Case Study: Personal Health - Virginia Tech
Published Fri Feb 24 06:09:42 EST 2017
Digital Product in Use:
Connect® Personal Health
Textbook in Use:
iHealth: An Interactive Framework by Sparling, 1e
Amy H. Smith, Ph.D.
Enrollment:700/year (instructor total)
1,500/year (university total)
Case Study Term:
Connect Personal Health allows me to have a completely online class with good support and materials. It also enables me to have a large number of students in this elective course. My students really like the online version of the textbook, and they find the self-assessments interesting and helpful.
-Professor Amy Smith
Digital Course Solution Improves Student Success and Increases Instructor Efficiency
Professor Amy Smith used Connect Personal Health to convert her face-to-face course to an online, asynchronous course in Spring 2010. She found it to be a perfect solution for teaching her large enrollment classes of up to 700 students, and her students have shown significant improvement as a result. In fact, Professor Smith has seen a 12% increase in exam scores and a 14% increase in pass rates since implementing Connect Personal Health.
Virginia Polytechnic and State University (Virginia Tech), located in Blacksburg, Virginia, enrolls 30,000 students a year. In addition to face-to-face classes, Virginia Tech offers more than 978 online courses through the Institute for Distance and Distributed Learning.
This online course is designed to provide students with health information based on scientific principles that will enable them to make sound decisions regarding their health. The major emphasis is wellness and the importance of individual responsibility for health-related matters through health-promotion efforts. Selected major content topics include mental health, drug abuse, consumer health, communicable diseases, chronic diseases, nutrition, human sexuality, environmental health, aging, death, and dying. Each content area is examined in an overview manner.
- 55% of the final grade based on exams within Connect Personal Health
- 10% of the final grade based on assessments within Connect Personal Health
- 5% of the final grade based on additional assignments
Implementation of McGraw-Hill Connect
Professor Smith’s course can be taken completely online by students who do not live on campus. For residents, attendance at a one-time, on-campus workshop is required. For non-residents, the workshop content is completed in Connect Personal Health.
The course is self-paced, but students must adhere to deadlines for five personal health assessments, one assignment, and four exams to ensure that they complete the course by the end of the term. Each exam covers three or four chapters in the textbook. Students may access sample exam questions to prepare for the graded exams.
Grades are transferred from Connect Personal Health to Scholar, a Virginia Tech proprietary data system. Professor Smith uses individual Connect reports and assignment reports to monitor student activity and keep abreast of any issues she needs to address with students.
“The online resources in Connect are helping students,” Smith states. As a result, she saw increases of up to 12% in exam scores (see Figure 1). These higher scores led to a 14% improvement in pass rates for the course (see Figure 2) and increases of more than 30% in the number of A’s students received in the course.
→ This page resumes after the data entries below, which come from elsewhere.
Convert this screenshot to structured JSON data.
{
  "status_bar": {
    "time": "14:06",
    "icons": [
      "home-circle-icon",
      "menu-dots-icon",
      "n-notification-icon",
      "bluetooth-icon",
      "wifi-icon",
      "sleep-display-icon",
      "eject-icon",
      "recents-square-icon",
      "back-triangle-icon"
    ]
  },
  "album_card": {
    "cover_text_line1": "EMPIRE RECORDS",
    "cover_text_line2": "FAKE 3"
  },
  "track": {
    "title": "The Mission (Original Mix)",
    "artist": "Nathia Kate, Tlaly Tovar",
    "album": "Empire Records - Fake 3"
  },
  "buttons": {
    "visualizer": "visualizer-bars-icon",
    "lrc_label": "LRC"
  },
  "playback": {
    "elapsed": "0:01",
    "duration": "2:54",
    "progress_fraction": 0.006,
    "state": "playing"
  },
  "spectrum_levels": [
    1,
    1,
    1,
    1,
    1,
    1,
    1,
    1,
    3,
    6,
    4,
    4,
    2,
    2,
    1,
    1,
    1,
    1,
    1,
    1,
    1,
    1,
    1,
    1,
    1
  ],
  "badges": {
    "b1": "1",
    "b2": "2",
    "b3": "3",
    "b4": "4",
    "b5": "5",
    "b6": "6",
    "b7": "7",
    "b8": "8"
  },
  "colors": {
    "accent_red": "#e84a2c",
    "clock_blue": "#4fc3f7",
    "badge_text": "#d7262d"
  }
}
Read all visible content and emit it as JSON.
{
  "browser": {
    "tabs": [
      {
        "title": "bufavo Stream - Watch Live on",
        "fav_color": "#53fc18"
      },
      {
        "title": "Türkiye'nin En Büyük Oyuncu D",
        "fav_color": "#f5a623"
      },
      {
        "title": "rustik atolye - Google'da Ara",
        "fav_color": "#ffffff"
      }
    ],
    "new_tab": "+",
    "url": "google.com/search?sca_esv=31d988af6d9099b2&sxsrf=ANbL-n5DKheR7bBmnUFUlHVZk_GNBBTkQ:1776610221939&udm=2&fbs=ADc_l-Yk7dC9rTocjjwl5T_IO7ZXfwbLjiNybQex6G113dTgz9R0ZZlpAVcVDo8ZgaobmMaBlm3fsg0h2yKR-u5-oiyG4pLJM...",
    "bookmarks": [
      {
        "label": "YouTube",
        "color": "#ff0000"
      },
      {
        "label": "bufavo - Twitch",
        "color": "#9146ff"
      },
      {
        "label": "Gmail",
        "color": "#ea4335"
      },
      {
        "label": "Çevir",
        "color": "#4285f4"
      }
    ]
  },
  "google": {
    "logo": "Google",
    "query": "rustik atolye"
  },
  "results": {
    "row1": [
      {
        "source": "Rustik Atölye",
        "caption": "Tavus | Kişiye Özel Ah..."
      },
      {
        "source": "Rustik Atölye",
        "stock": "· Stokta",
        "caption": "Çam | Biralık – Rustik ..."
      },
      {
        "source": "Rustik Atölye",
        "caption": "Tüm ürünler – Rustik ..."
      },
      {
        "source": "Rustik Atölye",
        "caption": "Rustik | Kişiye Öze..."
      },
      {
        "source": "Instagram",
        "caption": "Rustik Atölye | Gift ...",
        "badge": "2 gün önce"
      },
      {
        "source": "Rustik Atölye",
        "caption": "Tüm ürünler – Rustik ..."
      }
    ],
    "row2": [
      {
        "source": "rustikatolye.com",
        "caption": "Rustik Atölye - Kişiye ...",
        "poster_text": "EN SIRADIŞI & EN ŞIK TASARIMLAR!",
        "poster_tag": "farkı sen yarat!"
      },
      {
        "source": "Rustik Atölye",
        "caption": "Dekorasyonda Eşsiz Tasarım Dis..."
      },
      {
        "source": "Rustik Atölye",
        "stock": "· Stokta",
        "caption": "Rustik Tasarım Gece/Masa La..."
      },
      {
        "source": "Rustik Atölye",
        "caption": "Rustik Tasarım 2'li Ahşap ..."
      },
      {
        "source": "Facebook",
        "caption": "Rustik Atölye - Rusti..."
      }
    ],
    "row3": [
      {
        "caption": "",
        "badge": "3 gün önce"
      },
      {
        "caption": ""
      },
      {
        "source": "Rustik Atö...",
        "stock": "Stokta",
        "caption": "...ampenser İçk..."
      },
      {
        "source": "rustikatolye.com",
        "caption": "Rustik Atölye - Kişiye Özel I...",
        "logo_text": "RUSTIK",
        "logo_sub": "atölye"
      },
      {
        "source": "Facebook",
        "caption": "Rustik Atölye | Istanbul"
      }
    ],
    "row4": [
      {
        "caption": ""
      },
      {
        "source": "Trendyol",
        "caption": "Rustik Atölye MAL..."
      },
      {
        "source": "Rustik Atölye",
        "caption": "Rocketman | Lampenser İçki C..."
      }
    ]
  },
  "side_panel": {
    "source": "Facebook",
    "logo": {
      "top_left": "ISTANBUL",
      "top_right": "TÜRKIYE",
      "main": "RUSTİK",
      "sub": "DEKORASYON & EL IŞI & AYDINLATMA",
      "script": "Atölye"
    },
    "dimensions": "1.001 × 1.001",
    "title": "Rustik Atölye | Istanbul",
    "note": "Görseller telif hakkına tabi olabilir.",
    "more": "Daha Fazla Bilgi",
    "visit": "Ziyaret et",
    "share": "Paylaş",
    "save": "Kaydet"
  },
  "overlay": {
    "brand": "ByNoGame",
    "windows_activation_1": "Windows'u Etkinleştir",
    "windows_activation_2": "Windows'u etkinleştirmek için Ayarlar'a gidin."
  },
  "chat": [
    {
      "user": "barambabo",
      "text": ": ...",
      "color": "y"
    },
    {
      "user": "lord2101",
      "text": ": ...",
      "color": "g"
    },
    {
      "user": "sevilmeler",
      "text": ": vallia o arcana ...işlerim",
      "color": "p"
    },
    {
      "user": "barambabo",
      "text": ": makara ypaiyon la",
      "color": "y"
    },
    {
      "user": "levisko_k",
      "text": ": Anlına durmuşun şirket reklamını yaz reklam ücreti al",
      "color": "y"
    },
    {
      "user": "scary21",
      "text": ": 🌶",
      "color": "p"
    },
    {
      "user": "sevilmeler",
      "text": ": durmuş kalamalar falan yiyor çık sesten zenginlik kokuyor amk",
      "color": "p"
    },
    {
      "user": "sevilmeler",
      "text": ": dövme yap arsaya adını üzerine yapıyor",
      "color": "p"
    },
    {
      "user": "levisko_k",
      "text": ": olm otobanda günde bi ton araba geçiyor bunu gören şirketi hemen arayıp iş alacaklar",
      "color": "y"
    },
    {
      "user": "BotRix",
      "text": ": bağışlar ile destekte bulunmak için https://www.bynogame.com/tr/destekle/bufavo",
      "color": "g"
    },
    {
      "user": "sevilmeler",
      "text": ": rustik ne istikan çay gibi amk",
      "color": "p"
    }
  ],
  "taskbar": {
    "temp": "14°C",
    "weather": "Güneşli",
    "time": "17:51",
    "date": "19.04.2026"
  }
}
Professor Smith even saw a 5% increase in her retention rate (see Figure 3). She says, “Now that I’m using Connect, students who drop my class do so because of scheduling conflicts or because they miss the first exam and can’t get an A in the class. They are not dropping the course because they are struggling with the material.”
In addition to the benefits she saw for her students, Professor Smith reports
that she has recovered a good deal of the time that she previously
spent on all aspects of managing her course from lecture prep and delivery
to holding office hours and answering emails and phone calls. Since
Connect Personal Health provides students the opportunity to learn core
concepts outside of class, she only spends about three hours each week
communicating via email and answering student questions about the
material. Connect has also eliminated the eight hours per class that she
spent administering and grading exams, enabling her to use her time
more efficiently. “Connect has reduced my time of preparation by providing
a test bank of questions for assignments and exams,” she says.
Professor Smith now plans to use more of the available features in Connect, such as Tegrity™ lecture capture to integrate recorded lectures into her next offering of Personal Health.
Student Comments on Self Assessments
“The assessments really got me thinking about the different kinds of drug issues occurring on campus.”
“It was good to be able to go through the assessments and really consider issues regarding myself that I wouldn’t typically consider.”
“I thought that they (the assessments) were very interesting, especially the test anxiety assessment because it explains that having some anxiety is healthy.”
“All the assessments really allowed me to evaluate myself.”
“They allowed me to think about things that I hadn’t really thought about before!”
“I generally like to take assessments/quizzes like that to see if the results match what I would have guessed for myself. Self-improvement is something I generally like to try to focus on. I tend to pick one or two small things and try to make changes to those habits and move on to new things if I am successful. So, I was very curious to see what these assessments turned up with. I plan on completing all of them.”
Professor Smith says that Connect Personal Health has been a win-win for everyone and would recommend it to other faculty. “It allows me to offer this elective class to about 600 students per semester and 50 during each summer session. It gives the students the opportunity for self-study, and I am there to answer questions about the material and the process. Without Connect, we could not offer the class to this number of students. It’s a popular class at Virginia Tech.”